Ponemon’s ‘Cost of a Data Breach’ Survey sponsored by IBM explains the damage of data breaches best. What is the cost of losing a file? They say $141. The average cost to an enterprise of a breach – $3.62 million. It is about 191 days on average to figure out that you have had a data breach.
Meanwhile, over 70% of O365 business users suffer at least one compromised account each month. The fact is, Office 365 applications come with some inherent vulnerabilities, especially when admins do not follow proper security measures, and rely entirely on non-Office 365-specific security solutions.
The best defense is stopping breaches before they happen. Finding and retaining trusted IT talent is a critical security component. “An IT study says over 50% of the data breaches are because we did not configure things correctly. That leads to the two poor IT people in the basement who have to do everything. Alternatively, we had to give out global administrative rights to 167 people and just pray they do not press the wrong button,” said Matt Smith, CoreView Solutions Architect.
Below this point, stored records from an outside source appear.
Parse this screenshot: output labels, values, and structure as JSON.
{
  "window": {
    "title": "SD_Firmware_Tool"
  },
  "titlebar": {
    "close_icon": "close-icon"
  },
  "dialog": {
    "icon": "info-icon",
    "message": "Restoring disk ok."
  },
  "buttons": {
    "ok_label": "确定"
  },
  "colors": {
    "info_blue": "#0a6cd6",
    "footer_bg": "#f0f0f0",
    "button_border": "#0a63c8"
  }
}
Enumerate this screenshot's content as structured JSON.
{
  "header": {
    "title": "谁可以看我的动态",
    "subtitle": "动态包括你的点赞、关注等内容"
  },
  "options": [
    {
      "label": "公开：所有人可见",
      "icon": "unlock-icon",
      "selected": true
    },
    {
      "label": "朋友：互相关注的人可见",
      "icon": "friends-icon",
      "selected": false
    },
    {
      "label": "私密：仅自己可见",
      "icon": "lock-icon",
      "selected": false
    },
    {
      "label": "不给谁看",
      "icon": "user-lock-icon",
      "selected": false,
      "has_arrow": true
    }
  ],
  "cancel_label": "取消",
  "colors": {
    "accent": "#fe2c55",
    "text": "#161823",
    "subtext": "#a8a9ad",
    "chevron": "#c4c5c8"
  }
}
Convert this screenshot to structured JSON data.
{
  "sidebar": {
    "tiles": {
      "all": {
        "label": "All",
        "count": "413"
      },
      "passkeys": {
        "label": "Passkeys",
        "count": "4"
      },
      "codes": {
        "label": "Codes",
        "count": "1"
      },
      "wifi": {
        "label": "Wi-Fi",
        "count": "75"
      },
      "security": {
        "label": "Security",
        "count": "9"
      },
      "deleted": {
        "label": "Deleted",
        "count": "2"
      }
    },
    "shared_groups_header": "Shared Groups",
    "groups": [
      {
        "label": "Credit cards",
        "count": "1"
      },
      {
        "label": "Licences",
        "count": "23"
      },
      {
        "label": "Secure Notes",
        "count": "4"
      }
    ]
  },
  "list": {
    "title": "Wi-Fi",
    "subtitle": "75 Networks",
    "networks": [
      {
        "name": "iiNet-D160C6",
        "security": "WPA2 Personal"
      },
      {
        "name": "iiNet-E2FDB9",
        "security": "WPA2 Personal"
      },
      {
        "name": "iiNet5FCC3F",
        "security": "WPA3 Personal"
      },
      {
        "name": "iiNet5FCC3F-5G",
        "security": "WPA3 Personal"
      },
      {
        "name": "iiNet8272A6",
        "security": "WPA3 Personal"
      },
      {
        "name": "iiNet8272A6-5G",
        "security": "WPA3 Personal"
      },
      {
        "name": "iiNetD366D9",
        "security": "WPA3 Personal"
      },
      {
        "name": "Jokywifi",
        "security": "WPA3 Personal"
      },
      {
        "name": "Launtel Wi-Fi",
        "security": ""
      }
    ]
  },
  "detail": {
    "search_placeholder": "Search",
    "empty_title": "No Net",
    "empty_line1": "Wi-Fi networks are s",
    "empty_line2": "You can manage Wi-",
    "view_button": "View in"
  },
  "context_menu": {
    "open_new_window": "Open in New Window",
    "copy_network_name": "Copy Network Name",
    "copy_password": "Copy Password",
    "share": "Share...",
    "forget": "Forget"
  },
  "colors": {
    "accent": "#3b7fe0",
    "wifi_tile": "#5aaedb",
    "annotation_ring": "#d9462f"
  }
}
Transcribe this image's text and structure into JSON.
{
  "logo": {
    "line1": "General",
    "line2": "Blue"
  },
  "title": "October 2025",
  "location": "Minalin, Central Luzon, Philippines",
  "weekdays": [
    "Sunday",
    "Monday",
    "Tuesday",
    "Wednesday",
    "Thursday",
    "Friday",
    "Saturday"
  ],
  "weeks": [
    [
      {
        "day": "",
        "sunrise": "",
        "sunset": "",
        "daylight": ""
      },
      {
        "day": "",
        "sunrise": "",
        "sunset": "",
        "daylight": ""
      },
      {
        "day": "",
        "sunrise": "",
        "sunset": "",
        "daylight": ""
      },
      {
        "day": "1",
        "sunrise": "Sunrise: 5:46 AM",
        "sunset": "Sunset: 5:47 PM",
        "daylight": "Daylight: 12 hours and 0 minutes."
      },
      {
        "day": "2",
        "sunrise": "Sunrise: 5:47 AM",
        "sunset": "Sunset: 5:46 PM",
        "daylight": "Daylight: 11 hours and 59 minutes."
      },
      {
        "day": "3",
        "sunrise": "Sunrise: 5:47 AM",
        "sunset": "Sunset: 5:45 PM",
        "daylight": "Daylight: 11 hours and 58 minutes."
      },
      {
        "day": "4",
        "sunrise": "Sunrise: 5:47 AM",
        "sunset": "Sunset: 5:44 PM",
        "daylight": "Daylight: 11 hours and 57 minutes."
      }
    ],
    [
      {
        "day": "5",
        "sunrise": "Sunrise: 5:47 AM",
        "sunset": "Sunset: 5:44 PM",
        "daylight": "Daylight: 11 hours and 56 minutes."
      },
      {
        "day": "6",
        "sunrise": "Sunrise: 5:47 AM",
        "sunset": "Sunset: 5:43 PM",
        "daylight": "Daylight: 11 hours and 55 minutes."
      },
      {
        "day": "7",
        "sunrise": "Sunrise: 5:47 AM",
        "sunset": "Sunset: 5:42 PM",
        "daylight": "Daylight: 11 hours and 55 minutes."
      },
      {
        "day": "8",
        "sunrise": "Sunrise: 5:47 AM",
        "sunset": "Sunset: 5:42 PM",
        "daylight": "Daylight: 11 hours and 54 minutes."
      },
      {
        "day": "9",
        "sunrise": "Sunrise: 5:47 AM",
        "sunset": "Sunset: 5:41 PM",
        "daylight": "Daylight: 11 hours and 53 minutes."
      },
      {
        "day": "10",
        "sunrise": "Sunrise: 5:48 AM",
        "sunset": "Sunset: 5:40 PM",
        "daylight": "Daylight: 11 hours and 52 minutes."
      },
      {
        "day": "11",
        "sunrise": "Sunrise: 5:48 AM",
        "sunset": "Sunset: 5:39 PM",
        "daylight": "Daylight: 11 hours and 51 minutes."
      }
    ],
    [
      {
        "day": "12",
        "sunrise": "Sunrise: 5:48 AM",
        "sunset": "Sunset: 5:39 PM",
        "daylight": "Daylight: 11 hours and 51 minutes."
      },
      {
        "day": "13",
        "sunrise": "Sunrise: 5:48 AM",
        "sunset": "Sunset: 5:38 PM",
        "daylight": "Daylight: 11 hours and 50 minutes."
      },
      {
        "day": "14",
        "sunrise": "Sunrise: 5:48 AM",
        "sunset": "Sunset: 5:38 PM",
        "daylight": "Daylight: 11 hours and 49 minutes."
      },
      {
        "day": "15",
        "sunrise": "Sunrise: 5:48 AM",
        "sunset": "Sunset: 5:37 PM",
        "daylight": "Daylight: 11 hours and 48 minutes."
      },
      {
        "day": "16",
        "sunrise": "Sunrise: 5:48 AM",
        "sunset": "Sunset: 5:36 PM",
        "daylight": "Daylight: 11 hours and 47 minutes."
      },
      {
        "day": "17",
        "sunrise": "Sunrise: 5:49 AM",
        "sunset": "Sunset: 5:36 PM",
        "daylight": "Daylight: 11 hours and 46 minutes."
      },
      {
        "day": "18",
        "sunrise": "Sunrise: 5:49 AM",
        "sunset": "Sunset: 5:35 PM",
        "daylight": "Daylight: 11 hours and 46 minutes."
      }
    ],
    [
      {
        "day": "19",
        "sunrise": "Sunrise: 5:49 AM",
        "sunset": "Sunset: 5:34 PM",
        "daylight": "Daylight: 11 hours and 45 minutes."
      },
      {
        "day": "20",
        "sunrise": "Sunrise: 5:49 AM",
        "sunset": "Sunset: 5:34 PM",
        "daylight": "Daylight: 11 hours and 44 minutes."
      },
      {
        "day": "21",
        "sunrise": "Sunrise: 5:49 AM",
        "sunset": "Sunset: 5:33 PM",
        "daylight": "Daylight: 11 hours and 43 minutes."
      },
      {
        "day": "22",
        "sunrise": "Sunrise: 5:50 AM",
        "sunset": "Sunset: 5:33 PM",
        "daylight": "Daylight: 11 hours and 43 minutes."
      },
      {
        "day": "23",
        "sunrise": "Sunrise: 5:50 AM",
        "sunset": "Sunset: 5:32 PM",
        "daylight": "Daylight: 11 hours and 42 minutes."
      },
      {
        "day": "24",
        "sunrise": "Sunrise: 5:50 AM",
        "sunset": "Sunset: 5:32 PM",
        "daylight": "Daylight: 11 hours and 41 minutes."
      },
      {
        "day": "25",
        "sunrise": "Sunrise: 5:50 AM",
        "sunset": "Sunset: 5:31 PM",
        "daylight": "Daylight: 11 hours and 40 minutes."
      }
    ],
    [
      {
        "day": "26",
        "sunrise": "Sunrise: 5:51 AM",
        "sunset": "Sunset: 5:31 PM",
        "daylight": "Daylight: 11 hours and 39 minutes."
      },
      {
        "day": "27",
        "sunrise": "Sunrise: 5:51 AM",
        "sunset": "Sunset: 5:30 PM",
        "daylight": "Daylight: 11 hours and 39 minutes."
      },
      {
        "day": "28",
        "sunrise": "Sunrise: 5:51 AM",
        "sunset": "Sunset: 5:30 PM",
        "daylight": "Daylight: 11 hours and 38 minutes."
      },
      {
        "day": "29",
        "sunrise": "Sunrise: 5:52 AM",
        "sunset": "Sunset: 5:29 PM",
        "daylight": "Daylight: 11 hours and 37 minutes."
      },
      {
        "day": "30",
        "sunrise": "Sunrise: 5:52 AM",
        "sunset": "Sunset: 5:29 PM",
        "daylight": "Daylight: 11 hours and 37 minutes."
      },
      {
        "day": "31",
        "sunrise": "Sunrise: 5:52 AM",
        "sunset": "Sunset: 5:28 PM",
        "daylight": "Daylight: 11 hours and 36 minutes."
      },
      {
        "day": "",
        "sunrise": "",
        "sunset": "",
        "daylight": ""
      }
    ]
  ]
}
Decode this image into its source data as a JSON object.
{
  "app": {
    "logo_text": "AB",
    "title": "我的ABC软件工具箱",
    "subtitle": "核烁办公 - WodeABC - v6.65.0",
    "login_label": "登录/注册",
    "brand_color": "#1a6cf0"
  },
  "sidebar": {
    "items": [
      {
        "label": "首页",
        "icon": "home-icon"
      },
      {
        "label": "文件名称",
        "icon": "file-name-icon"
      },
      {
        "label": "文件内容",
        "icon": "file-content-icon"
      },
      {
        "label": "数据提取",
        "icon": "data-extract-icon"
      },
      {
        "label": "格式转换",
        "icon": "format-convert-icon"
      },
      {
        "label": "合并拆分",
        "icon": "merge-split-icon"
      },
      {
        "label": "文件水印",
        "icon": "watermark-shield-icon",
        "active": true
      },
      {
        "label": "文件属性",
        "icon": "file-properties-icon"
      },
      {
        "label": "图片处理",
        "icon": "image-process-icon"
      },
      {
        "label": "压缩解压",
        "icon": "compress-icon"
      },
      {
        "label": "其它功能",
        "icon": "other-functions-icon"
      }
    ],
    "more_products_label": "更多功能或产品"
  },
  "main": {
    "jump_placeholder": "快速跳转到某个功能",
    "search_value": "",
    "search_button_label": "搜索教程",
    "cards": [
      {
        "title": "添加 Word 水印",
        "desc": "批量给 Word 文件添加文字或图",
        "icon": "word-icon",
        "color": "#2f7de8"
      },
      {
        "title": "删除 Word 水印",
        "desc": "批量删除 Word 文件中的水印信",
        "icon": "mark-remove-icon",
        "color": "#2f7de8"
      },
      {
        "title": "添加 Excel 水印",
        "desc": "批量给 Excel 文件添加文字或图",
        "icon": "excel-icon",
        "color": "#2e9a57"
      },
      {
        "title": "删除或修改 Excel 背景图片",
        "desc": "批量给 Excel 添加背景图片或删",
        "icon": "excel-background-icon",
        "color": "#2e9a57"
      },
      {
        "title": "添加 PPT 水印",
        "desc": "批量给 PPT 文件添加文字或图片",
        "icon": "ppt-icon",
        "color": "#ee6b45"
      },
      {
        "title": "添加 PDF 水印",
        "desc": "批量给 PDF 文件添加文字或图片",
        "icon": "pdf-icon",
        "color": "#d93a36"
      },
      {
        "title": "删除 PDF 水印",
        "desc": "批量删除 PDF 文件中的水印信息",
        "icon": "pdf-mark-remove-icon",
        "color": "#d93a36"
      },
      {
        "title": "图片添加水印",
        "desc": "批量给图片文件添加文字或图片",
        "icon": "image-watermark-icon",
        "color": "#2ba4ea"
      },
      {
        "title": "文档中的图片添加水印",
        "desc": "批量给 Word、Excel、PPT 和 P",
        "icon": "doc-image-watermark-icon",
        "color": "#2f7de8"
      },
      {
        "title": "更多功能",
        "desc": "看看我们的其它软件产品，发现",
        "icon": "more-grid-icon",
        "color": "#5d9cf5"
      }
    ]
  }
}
Stop Breaches by Thoroughly Understanding Your O365 Tenant
From a prevention standpoint, CoreView takes the signals that Microsoft provides and greatly enriches them. For instance, CoreView has a global suspicious sign-in attempt map showing not only what IP address hackers were attacking from and failed, but also what accounts they went after. It also shows if the configuration included multi-factor authentication or not, and whether or not conditional access policies were effective for a specific attempt. Finally, it details the end-result of the sign-in attempt.
While there are plenty of Office 365-focused attacks, there are also many common areas of exposure that are regularly tested by hackers, including poor email practices, lack of attention to data loss/leakage, cloud storage, and more. Smart Microsoft IT pros take pains to address both concerns.
Meanwhile, hackers are smart enough to know that Office 365 admins hold the keys to the kingdom, and increasingly attempt to crack these high-level accounts.